Anderson says the pervading sense of the country being “over the worst” when he started his role in 2011 was a “false dawn.”
Speaking to the Press Association, he said there is now a “wider range” of dangers than there has been before, and despite having the skills to fight terrorism, “we need a bit of luck as well.”
He said rather than sophisticated plots to bomb transport hubs and shopping centers, jihadists already in the UK are being groomed, often online, to carry out ‘lone wolf’ attacks using knives, machetes, and vehicles.
“What we see now is not more people being killed in the country – we’ve been both lucky and skillful in that regard over the last 10 years.
“We are seeing far more experienced terrorist fighters from this country in Syria than we ever saw in Afghanistan or east Africa or other theatres of war.
“And we are seeing a realization on the part of the terrorists that they don’t need sophisticated explosives plots to take great numbers of lives.
“People using automatic weapons, heavy goods vehicles, even knives, machetes and securing all the publicity they could possibly want from deploying relatively simple weapons such as that.”
About 850 Britons are thought to have gone to fight in Syria with jihadist groups, including Islamic State (IS, formerly ISIS/ISIL). More than 100 have been killed, but around half returned home after experiencing battle.
Anderson, who is to leave his role next month, said: “We’ve seen a lot of people return from Syria.
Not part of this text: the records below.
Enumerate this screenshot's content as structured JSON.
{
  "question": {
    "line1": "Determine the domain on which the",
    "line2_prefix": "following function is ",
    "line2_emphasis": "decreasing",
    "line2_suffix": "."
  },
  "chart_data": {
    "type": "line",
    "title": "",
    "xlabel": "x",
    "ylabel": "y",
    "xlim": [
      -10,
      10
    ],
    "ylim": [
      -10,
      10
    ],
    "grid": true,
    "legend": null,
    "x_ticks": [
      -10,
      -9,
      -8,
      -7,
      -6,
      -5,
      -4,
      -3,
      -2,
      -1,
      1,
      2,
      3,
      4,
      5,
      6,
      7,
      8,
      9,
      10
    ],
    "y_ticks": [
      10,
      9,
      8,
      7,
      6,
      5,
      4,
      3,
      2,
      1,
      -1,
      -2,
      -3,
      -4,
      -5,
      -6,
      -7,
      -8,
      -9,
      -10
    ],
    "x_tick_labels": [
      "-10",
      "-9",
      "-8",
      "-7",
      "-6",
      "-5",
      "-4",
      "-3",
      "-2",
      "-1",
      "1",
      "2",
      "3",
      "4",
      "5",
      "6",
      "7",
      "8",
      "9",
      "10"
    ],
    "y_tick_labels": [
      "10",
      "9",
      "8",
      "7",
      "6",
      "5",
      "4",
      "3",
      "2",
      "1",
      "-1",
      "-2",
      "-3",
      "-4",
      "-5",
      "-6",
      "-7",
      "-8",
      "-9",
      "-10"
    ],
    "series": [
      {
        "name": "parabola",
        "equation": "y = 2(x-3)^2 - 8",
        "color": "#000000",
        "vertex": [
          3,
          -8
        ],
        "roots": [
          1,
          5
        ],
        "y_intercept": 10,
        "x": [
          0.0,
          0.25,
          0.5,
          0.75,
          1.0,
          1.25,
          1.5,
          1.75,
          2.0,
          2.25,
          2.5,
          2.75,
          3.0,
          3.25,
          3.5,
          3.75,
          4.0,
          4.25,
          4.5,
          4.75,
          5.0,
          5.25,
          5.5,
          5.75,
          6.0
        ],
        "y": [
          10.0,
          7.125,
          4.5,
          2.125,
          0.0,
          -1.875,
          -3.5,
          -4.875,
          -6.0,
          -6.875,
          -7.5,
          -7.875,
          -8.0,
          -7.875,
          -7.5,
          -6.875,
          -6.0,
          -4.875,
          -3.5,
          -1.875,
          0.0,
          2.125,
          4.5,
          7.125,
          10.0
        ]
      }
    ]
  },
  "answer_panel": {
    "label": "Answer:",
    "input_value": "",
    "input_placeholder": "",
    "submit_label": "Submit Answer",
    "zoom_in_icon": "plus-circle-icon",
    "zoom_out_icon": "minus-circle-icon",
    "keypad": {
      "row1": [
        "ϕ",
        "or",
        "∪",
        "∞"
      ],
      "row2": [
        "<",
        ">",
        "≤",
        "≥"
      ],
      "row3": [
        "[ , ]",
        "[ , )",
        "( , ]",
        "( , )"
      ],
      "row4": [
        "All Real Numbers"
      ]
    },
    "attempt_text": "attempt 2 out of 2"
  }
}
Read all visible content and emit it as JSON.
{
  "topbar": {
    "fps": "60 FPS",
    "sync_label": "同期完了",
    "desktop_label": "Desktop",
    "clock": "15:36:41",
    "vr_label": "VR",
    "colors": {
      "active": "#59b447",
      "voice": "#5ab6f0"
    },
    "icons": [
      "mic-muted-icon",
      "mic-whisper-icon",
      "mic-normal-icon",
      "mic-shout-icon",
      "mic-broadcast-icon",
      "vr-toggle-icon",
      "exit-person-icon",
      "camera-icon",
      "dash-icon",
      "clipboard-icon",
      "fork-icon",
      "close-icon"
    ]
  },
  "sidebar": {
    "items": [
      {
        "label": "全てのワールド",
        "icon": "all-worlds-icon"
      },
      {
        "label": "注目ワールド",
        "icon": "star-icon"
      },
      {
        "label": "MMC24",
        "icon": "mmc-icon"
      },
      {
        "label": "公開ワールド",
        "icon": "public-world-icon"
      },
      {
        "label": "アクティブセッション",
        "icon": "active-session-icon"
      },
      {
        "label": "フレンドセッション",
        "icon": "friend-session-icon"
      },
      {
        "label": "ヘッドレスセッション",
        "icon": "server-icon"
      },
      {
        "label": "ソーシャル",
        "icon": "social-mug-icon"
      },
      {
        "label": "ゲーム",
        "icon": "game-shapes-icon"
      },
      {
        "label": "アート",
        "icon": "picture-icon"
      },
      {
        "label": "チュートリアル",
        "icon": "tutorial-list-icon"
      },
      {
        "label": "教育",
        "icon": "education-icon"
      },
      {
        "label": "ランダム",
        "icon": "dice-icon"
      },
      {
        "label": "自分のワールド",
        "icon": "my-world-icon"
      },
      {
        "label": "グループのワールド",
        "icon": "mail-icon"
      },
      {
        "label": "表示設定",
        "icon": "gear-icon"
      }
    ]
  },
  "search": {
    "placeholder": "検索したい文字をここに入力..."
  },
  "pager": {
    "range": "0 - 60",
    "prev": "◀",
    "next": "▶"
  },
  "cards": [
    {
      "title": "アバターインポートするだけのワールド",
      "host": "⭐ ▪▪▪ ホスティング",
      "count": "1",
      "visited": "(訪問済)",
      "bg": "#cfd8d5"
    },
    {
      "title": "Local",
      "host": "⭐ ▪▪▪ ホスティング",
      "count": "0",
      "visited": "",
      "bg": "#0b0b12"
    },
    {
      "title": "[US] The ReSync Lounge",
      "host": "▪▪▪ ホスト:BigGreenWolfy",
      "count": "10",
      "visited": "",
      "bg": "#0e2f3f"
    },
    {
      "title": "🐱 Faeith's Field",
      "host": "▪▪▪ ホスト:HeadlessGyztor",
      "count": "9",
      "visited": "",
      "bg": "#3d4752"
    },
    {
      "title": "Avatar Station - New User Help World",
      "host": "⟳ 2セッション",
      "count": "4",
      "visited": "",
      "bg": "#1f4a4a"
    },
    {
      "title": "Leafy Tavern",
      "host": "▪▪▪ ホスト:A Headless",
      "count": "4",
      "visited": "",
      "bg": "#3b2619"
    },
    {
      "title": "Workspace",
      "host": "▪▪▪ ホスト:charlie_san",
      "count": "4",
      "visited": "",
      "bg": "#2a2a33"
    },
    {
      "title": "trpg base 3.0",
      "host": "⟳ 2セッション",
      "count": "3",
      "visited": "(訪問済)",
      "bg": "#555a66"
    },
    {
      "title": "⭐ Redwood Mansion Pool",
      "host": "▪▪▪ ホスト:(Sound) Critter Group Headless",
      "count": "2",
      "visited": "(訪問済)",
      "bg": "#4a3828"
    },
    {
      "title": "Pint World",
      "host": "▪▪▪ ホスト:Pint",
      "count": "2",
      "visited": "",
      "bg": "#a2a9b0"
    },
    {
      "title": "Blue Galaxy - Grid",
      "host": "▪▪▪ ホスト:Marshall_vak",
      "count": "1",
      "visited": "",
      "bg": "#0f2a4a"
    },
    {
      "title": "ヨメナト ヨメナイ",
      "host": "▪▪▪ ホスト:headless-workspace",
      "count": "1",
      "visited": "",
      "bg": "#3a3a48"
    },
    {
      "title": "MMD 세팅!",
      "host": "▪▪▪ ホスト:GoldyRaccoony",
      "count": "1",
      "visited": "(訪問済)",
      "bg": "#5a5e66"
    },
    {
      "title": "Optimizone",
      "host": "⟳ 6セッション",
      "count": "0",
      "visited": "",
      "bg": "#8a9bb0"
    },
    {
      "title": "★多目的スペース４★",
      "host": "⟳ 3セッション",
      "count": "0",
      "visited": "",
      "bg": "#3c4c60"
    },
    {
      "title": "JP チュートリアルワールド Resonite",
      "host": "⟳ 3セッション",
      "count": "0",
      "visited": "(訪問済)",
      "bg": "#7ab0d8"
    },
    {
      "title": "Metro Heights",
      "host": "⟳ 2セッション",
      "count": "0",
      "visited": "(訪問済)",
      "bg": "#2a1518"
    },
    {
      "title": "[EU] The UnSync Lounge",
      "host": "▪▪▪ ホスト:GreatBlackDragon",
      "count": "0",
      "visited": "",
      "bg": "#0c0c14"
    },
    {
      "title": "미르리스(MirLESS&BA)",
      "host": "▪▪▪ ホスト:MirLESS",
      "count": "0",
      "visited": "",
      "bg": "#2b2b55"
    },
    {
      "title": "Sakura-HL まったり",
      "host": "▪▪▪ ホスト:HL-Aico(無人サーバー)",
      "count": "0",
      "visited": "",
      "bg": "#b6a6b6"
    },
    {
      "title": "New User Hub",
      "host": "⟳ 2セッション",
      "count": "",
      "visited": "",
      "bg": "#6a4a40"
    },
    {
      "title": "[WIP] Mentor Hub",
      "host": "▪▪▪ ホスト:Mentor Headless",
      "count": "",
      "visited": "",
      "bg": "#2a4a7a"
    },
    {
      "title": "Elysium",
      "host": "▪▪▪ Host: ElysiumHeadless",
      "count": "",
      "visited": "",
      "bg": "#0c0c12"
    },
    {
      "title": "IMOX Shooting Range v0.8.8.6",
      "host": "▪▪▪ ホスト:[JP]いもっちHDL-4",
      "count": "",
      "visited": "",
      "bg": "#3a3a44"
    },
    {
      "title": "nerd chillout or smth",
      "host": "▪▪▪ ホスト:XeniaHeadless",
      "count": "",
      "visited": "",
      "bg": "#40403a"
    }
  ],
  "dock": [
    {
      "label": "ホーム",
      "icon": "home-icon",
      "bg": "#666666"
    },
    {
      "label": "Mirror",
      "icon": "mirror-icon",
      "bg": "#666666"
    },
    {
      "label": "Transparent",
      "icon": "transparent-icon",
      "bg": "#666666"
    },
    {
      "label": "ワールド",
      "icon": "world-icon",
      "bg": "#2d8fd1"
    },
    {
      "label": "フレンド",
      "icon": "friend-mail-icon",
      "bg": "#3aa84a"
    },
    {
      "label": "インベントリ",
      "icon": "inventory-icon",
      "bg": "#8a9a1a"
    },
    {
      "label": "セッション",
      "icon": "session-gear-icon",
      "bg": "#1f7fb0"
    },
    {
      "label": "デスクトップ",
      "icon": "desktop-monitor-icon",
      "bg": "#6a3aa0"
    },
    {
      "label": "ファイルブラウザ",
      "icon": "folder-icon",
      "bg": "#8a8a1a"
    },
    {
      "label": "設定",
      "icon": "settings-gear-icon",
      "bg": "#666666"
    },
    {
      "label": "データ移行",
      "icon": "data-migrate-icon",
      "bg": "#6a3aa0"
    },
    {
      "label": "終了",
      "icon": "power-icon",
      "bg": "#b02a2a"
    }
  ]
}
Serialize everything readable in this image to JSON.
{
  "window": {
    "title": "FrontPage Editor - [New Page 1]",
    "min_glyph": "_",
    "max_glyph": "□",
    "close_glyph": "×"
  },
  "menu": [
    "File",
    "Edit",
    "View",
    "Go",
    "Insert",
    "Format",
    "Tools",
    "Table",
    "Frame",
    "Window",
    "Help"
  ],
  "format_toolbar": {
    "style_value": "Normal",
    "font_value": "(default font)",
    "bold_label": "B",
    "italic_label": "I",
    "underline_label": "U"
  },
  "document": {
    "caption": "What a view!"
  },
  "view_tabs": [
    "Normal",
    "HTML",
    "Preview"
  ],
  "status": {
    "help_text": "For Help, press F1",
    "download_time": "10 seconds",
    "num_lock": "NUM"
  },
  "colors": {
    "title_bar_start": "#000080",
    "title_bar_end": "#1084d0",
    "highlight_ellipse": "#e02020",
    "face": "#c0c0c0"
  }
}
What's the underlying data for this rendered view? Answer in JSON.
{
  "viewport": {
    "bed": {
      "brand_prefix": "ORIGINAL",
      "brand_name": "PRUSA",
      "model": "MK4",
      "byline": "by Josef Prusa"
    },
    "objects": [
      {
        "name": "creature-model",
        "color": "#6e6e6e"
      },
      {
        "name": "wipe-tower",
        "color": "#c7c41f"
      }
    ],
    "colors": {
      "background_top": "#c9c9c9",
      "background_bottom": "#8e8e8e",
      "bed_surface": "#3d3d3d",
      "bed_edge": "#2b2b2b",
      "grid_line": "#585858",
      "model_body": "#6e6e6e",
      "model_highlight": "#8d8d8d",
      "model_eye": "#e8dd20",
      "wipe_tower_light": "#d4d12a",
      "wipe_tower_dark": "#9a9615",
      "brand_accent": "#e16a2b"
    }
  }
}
About a quarter of them have been prosecuted, and only a few have engaged in terrorist activity of any kind in this country, as far as we know.
“But we have to remember the people who have returned already were not necessarily the most committed fighters and that hundreds of Britons remain in that theatre.
“When IS is defeated and loses its territory, as I’m sure at some stage will happen, they will be looking for somewhere else to go, whether that’s back to their home countries or somewhere else in the world.”
Anderson said it was down to luck and the skill of the intelligence services and counter-terrorism police that there had not been another atrocity.
He defended the government’s controversial Investigatory Powers Act, also known as the ‘snooper’s charter,’ which allows intelligence services to obtain and retain billions of pieces of personal data, phone calls, emails, text messages, and internet searches.
Only one person has been murdered in a jihadist terrorist attack in Britain since 2005. Off-duty soldier Lee Rigby was killed by two cleaver-wielding fanatics in Woolwich, south-east London four years ago.